see if all of the other components seem to be operating properly. If so, 
it rather strongly points to the cap as the problem. 

If the Condenser Products cap appears to be the only component which does 
NOT work, a couple of measurements might be made to try to identify the 
failure mode. Since the capacitor seems to give only rather weak sparks 
at the gap, potential failure modes could include internally open 
sections, leaky, shorted, or high voltage breakdown of the dielectric, or 
a high equivalent series resistance (ESR) internal bus connection. 

First of all, fully discharge the cap. Then use a capacitance meter to 
measure the capacitance, or if you don't have a C Meter, use your tank 
circuit (with no secondary) and a signal generator to measure the 
anti-resonant frequency. Since you can compute the inductance of your 
primary, this should allow you to compute the low voltage capacitance 
versus expected value. 

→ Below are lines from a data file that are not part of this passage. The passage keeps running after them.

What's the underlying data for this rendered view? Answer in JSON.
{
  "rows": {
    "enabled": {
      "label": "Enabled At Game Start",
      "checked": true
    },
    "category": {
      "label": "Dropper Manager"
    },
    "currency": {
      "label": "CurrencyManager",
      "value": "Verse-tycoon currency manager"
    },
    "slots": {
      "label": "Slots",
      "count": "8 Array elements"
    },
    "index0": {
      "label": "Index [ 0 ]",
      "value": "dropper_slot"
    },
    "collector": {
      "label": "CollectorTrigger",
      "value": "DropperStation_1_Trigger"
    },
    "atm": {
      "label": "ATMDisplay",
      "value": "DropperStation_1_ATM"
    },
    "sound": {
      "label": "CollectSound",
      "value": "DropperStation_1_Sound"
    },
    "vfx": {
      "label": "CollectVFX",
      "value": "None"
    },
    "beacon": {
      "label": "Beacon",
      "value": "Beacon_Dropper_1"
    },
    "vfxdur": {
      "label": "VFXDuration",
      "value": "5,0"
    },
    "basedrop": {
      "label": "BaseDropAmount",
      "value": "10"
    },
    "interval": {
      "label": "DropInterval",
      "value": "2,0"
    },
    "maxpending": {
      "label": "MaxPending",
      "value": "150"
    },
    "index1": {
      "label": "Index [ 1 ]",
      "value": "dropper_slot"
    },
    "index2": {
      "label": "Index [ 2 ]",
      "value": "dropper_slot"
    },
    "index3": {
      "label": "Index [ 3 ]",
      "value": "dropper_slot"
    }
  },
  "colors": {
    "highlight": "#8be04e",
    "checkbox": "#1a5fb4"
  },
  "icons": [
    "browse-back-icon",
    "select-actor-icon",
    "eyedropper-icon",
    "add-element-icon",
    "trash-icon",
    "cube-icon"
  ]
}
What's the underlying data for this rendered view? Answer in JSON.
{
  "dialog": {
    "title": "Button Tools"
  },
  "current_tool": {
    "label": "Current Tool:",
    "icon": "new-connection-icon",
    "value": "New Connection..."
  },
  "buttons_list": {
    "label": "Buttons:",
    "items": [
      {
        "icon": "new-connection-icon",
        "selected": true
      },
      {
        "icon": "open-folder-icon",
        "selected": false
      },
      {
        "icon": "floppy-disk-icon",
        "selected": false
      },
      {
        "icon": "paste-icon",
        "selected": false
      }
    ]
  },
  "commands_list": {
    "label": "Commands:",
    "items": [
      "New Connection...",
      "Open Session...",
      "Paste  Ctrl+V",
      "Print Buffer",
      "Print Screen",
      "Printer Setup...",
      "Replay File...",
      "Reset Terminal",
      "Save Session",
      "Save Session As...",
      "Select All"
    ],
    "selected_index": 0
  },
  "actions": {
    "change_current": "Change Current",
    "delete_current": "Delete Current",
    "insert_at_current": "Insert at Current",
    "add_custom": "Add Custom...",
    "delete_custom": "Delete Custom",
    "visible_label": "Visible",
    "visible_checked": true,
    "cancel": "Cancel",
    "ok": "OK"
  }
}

If this test is successful, you next need to verify that the capacitive 
reactance is appropriate under high voltage conditions. With the pole-pig 
secondary open-circuited, apply a moderate amount of voltage (and record 
its value: Vapplied) to the low voltage side. Measure (and record) the 
no-load current drawn by the pig (Ip(Open Circuit) under this condition. 
Turn off power and hook your cap directly across the pig's high voltage 
output and record the primary current at the same Vapplied as the 
previous measurement (Ip(with cap). The difference between these two 
current levels is the current attributable to the secondary reactance 
"reflected" back into the primary. 

If the capacitor is not breaking down internally, the current should 
remain at a steady AC level. Assuming you are using a 7200 Volt Pig 
driven off a 120 Volt winding, the pig's turns ratio would be about 60:1. 
The expected secondary capacitive reactance would be 
1/(2*Pi*60*0.025x1e-6) or about 106,000 Ohms. The resulting input 
impedance "looking into" the pig's low voltage side will be 106,000 
divided by the turns ratio squared (3600). Thus, the resulting reactance 
"seen" by the primary should be 29.4 Ohms. 

The reflected reactance should be about Vapplied/(Ip(with cap) -Ip(open 
circuit)), and sould be about 29.4 Ohms. A markedly higher value, or 
erratically changing current levels may indicate excessive leakage 
current or internal breakdown under AC voltage stress. A markedly lower 
value may indicate that an open section or bus connection is resulting in 
substantially lower capacitance. 
If the above tests are OK, it is possible that an internal bus connection 
has come loose, and is introducing a relatively high resistance path in 
the tank circuit when the sparkgap fires. While this would not markedly 
impact capacitive measurements or reactive current measurements above, it 
would have a dramatic impact on the capability to deliver a crisp high 
current pulse when the gap fires. The "acid test" recommended by Richard 
Hull (connecting a rotary directly across the parallel combination of the 
pig and capacitor) if done briefly at low to moderate power should 
confirm (Hotly and LOUDLY) whether the cap can indeed deliver repetitive 
high-current pulses. It may be that only part of the capacitor is 
delivering high current while the remainder has a high ESR. 

It sure sounds like you have a flakey cap...

Best of luck!!]

-- Bert --